I'm not sure what you can tell from the closeup of the MC-12's audio board that tells you about build quality. To someone who has built and manufactured circuit boards, the Lexicon board is standard surface-mount, multi-layer design, which anyone who does conventional manufacturing processes would get. In other words, it doesn't speak to build quality. If you could get a copy of the layout, that would tell you lots more.
Here's what I appreciate about both pictures, the B&K and the Lexicon.
The B&K's biggest fault would appear to be doing voltage regulation far away, and off the board containing its op-amps and other ICs. See that board near the bottom, to the right of the transformer, with the rectifier, the 3 big purple electrolytic caps, and the giant bundle of wires coming out of it? There are two voltage regs which appear to set the voltages for the rest of the boards.
This is not good if you want good CMRR at the full-operating bandwidth of your ICs, especially the really fast ones. The local bypass structures might be OK on the B&K and may even mitigate this some, but clearly, the power regulation was built to a price point.
The Lexicon on the other hand follows standard good practices for highish-speed design, unlike most high-end audio boards I've seen. They use multi-layer, surface-mount design. Multi-layer lets you route closer and tighter as well as use continuous ground planes to control return currents and shield from noise. Surface mount reduces parasitics from component packaging: the capacitors are closer to pure capacitors than the leaded (ie. components with wire leads, not Pb) caps you often see on "high-end" designs.
These parasitics include inductance which slow down the response of the power supply bypass structures. Since many op-amps and DACs operate at many megahertz, and often much higher, it is essential to have a power supply bypass structure that responds at those frequencies. If you have a leaded bypass structure, you don't have that kind of response.

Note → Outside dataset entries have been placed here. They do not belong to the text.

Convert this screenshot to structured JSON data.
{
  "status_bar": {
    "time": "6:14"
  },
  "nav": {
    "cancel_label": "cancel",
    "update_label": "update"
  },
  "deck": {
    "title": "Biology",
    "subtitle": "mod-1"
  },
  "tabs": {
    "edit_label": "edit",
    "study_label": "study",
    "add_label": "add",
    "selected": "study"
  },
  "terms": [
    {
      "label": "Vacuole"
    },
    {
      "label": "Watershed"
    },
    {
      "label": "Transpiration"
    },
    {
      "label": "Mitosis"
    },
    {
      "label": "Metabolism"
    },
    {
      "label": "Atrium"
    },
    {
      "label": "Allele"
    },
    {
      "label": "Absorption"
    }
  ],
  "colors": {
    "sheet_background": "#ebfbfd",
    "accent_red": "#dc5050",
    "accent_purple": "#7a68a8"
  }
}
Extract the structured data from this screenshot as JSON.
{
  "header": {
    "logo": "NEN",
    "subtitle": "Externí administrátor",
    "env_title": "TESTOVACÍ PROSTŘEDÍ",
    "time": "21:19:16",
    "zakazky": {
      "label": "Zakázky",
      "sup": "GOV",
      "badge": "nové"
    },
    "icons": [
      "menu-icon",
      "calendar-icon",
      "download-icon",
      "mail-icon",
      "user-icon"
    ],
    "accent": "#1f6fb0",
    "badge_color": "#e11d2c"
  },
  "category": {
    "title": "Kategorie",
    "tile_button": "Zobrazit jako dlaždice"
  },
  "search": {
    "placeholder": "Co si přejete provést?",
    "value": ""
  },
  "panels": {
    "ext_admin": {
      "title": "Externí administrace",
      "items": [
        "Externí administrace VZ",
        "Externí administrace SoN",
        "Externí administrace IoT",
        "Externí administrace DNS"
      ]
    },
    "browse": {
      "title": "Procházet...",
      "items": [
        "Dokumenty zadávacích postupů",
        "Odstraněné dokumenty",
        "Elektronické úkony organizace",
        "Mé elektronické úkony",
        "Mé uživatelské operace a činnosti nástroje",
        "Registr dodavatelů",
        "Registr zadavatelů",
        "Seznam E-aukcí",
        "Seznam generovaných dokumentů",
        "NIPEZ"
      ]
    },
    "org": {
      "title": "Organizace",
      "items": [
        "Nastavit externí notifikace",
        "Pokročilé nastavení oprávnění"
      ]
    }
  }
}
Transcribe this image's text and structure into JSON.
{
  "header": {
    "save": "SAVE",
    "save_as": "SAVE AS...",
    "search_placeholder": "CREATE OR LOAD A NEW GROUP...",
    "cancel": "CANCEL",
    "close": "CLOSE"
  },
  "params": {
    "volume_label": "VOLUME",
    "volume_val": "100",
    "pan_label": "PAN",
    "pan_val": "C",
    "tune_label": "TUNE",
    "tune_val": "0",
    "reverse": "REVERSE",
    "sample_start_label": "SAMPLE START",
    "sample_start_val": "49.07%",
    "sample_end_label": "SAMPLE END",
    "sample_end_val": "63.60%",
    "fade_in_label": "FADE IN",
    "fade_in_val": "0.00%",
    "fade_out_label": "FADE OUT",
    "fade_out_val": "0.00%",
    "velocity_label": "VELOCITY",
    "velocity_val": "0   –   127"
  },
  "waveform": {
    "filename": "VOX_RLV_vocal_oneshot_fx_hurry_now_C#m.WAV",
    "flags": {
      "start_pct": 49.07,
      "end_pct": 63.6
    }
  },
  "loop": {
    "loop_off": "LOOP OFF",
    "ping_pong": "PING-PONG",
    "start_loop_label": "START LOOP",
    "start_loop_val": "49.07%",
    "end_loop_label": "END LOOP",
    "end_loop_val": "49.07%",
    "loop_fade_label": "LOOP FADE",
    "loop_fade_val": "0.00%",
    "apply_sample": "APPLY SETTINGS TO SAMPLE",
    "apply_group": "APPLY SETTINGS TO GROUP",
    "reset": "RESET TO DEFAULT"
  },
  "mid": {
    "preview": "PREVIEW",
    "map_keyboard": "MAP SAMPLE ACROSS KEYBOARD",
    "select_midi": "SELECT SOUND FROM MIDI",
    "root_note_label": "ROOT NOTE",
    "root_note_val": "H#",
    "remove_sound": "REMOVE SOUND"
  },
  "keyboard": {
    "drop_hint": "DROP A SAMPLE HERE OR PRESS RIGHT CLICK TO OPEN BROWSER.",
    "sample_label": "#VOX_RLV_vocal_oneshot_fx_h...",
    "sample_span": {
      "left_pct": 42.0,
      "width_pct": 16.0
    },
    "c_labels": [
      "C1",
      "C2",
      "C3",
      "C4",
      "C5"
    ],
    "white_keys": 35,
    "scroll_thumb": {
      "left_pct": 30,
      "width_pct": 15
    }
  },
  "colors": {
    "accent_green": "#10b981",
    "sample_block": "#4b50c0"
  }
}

Also notable is the ferrite bead on the far left of the close-up picture of the Lex. The picture doesn't show the whole power regulation scheme, but having looked inside MC-12s, it is done with more care and attention to detail than most other power regulators I've seen. That ferrite bead is one indicator of what they did.
Having said that, one poor example of high-speed design is Theta's Extreme DAC board. Note all of the big yellow, bulbous caps on the DAC board (the board to the left of the board with the blue resistors). I would not be surprised if those were 2-layer boards. Considering how cheap 4-layer, nevermind 8-layer, and if you were charging high-end audio premiums, HDI boards, are, to me, this is one of the most inexcusable practices of high-end audio. The circuit layout expertise is like from the 70s. Based on this alone, the Lex already has much higher build quality.
The Theta's power regulators also have to work through that slow modular connection to the DACs. It's like B&K-style design!
And finally, I LOLed at the pink heatshrink on the two voltage regs near the bus connector that keeps it from shorting out pins. If you look at the Premium card in the same gallery
, they appeared to have fixed it by flipping the regs around. Build quality much?